### DATA UNDER STUDY
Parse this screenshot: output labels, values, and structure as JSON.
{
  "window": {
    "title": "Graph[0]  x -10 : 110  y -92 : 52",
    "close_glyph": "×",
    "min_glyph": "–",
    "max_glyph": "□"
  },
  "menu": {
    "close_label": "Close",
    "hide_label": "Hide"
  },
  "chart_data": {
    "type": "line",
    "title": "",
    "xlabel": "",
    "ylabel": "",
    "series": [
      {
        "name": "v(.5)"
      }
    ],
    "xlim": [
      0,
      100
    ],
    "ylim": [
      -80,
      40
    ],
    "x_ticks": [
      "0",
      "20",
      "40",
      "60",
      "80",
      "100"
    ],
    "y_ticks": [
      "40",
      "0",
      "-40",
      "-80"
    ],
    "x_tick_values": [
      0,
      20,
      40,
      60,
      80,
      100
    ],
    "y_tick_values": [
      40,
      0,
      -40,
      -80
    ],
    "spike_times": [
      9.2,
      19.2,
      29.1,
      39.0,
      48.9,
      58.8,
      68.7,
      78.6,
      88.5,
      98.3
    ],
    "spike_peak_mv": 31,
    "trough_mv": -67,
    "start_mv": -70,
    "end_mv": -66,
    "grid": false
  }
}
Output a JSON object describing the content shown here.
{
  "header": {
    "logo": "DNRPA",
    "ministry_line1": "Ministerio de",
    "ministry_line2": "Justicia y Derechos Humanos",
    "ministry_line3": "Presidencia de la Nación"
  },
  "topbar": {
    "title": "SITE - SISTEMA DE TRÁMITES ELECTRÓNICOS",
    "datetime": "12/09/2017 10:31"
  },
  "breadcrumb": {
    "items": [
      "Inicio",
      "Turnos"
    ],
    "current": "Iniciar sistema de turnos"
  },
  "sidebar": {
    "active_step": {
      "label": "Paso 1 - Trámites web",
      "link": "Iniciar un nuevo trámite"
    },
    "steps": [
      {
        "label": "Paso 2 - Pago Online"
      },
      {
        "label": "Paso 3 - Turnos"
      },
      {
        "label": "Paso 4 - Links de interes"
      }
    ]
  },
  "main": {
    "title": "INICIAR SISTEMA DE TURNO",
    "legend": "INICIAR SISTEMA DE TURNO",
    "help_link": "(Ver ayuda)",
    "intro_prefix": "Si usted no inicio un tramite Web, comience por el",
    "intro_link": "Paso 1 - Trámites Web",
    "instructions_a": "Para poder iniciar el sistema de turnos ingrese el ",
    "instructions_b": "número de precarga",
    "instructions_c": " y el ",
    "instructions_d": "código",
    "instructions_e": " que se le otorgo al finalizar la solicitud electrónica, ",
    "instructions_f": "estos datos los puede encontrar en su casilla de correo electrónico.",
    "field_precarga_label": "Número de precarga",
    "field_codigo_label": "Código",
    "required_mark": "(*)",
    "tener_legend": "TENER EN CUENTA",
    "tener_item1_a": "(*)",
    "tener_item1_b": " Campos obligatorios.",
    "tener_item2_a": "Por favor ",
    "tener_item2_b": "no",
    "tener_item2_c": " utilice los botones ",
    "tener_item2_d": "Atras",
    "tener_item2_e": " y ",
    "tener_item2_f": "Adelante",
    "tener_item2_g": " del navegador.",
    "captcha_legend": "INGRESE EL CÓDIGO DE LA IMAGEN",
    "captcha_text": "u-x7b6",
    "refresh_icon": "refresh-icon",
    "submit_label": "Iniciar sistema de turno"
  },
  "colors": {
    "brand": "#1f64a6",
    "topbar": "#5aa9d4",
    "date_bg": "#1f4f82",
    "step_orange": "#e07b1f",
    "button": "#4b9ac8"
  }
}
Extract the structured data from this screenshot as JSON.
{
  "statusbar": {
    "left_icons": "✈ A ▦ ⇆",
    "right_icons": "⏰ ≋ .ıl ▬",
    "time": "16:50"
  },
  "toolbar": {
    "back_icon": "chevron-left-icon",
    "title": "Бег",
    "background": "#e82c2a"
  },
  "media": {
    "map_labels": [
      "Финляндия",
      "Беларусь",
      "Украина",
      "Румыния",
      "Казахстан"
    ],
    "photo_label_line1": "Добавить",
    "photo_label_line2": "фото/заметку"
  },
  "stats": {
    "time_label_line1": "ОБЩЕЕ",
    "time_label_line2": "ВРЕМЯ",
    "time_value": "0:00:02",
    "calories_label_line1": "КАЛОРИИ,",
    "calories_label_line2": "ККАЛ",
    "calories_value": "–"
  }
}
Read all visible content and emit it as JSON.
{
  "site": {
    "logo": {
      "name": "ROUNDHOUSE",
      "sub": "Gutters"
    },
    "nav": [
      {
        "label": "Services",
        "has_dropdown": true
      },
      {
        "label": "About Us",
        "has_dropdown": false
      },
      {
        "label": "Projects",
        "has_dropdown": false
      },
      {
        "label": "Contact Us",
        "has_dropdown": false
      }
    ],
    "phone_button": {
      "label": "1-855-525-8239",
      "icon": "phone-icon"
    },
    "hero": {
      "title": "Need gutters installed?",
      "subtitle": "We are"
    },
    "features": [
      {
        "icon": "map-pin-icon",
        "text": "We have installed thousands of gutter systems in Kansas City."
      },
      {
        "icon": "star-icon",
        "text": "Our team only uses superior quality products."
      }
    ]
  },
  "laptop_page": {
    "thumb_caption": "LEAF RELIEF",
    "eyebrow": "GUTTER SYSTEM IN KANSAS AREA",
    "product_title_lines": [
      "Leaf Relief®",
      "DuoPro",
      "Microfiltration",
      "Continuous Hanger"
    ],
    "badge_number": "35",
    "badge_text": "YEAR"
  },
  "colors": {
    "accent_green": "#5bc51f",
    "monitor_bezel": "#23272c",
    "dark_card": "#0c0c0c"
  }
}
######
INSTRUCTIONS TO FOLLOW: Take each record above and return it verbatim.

EXERCISE OUTPUT:
Parse this screenshot: output labels, values, and structure as JSON.
{
  "window": {
    "title": "Graph[0]  x -10 : 110  y -92 : 52",
    "close_glyph": "×",
    "min_glyph": "–",
    "max_glyph": "□"
  },
  "menu": {
    "close_label": "Close",
    "hide_label": "Hide"
  },
  "chart_data": {
    "type": "line",
    "title": "",
    "xlabel": "",
    "ylabel": "",
    "series": [
      {
        "name": "v(.5)"
      }
    ],
    "xlim": [
      0,
      100
    ],
    "ylim": [
      -80,
      40
    ],
    "x_ticks": [
      "0",
      "20",
      "40",
      "60",
      "80",
      "100"
    ],
    "y_ticks": [
      "40",
      "0",
      "-40",
      "-80"
    ],
    "x_tick_values": [
      0,
      20,
      40,
      60,
      80,
      100
    ],
    "y_tick_values": [
      40,
      0,
      -40,
      -80
    ],
    "spike_times": [
      9.2,
      19.2,
      29.1,
      39.0,
      48.9,
      58.8,
      68.7,
      78.6,
      88.5,
      98.3
    ],
    "spike_peak_mv": 31,
    "trough_mv": -67,
    "start_mv": -70,
    "end_mv": -66,
    "grid": false
  }
}
Output a JSON object describing the content shown here.
{
  "header": {
    "logo": "DNRPA",
    "ministry_line1": "Ministerio de",
    "ministry_line2": "Justicia y Derechos Humanos",
    "ministry_line3": "Presidencia de la Nación"
  },
  "topbar": {
    "title": "SITE - SISTEMA DE TRÁMITES ELECTRÓNICOS",
    "datetime": "12/09/2017 10:31"
  },
  "breadcrumb": {
    "items": [
      "Inicio",
      "Turnos"
    ],
    "current": "Iniciar sistema de turnos"
  },
  "sidebar": {
    "active_step": {
      "label": "Paso 1 - Trámites web",
      "link": "Iniciar un nuevo trámite"
    },
    "steps": [
      {
        "label": "Paso 2 - Pago Online"
      },
      {
        "label": "Paso 3 - Turnos"
      },
      {
        "label": "Paso 4 - Links de interes"
      }
    ]
  },
  "main": {
    "title": "INICIAR SISTEMA DE TURNO",
    "legend": "INICIAR SISTEMA DE TURNO",
    "help_link": "(Ver ayuda)",
    "intro_prefix": "Si usted no inicio un tramite Web, comience por el",
    "intro_link": "Paso 1 - Trámites Web",
    "instructions_a": "Para poder iniciar el sistema de turnos ingrese el ",
    "instructions_b": "número de precarga",
    "instructions_c": " y el ",
    "instructions_d": "código",
    "instructions_e": " que se le otorgo al finalizar la solicitud electrónica, ",
    "instructions_f": "estos datos los puede encontrar en su casilla de correo electrónico.",
    "field_precarga_label": "Número de precarga",
    "field_codigo_label": "Código",
    "required_mark": "(*)",
    "tener_legend": "TENER EN CUENTA",
    "tener_item1_a": "(*)",
    "tener_item1_b": " Campos obligatorios.",
    "tener_item2_a": "Por favor ",
    "tener_item2_b": "no",
    "tener_item2_c": " utilice los botones ",
    "tener_item2_d": "Atras",
    "tener_item2_e": " y ",
    "tener_item2_f": "Adelante",
    "tener_item2_g": " del navegador.",
    "captcha_legend": "INGRESE EL CÓDIGO DE LA IMAGEN",
    "captcha_text": "u-x7b6",
    "refresh_icon": "refresh-icon",
    "submit_label": "Iniciar sistema de turno"
  },
  "colors": {
    "brand": "#1f64a6",
    "topbar": "#5aa9d4",
    "date_bg": "#1f4f82",
    "step_orange": "#e07b1f",
    "button": "#4b9ac8"
  }
}
Extract the structured data from this screenshot as JSON.
{
  "statusbar": {
    "left_icons": "✈ A ▦ ⇆",
    "right_icons": "⏰ ≋ .ıl ▬",
    "time": "16:50"
  },
  "toolbar": {
    "back_icon": "chevron-left-icon",
    "title": "Бег",
    "background": "#e82c2a"
  },
  "media": {
    "map_labels": [
      "Финляндия",
      "Беларусь",
      "Украина",
      "Румыния",
      "Казахстан"
    ],
    "photo_label_line1": "Добавить",
    "photo_label_line2": "фото/заметку"
  },
  "stats": {
    "time_label_line1": "ОБЩЕЕ",
    "time_label_line2": "ВРЕМЯ",
    "time_value": "0:00:02",
    "calories_label_line1": "КАЛОРИИ,",
    "calories_label_line2": "ККАЛ",
    "calories_value": "–"
  }
}
Read all visible content and emit it as JSON.
{
  "site": {
    "logo": {
      "name": "ROUNDHOUSE",
      "sub": "Gutters"
    },
    "nav": [
      {
        "label": "Services",
        "has_dropdown": true
      },
      {
        "label": "About Us",
        "has_dropdown": false
      },
      {
        "label": "Projects",
        "has_dropdown": false
      },
      {
        "label": "Contact Us",
        "has_dropdown": false
      }
    ],
    "phone_button": {
      "label": "1-855-525-8239",
      "icon": "phone-icon"
    },
    "hero": {
      "title": "Need gutters installed?",
      "subtitle": "We are"
    },
    "features": [
      {
        "icon": "map-pin-icon",
        "text": "We have installed thousands of gutter systems in Kansas City."
      },
      {
        "icon": "star-icon",
        "text": "Our team only uses superior quality products."
      }
    ]
  },
  "laptop_page": {
    "thumb_caption": "LEAF RELIEF",
    "eyebrow": "GUTTER SYSTEM IN KANSAS AREA",
    "product_title_lines": [
      "Leaf Relief®",
      "DuoPro",
      "Microfiltration",
      "Continuous Hanger"
    ],
    "badge_number": "35",
    "badge_text": "YEAR"
  },
  "colors": {
    "accent_green": "#5bc51f",
    "monitor_bezel": "#23272c",
    "dark_card": "#0c0c0c"
  }
}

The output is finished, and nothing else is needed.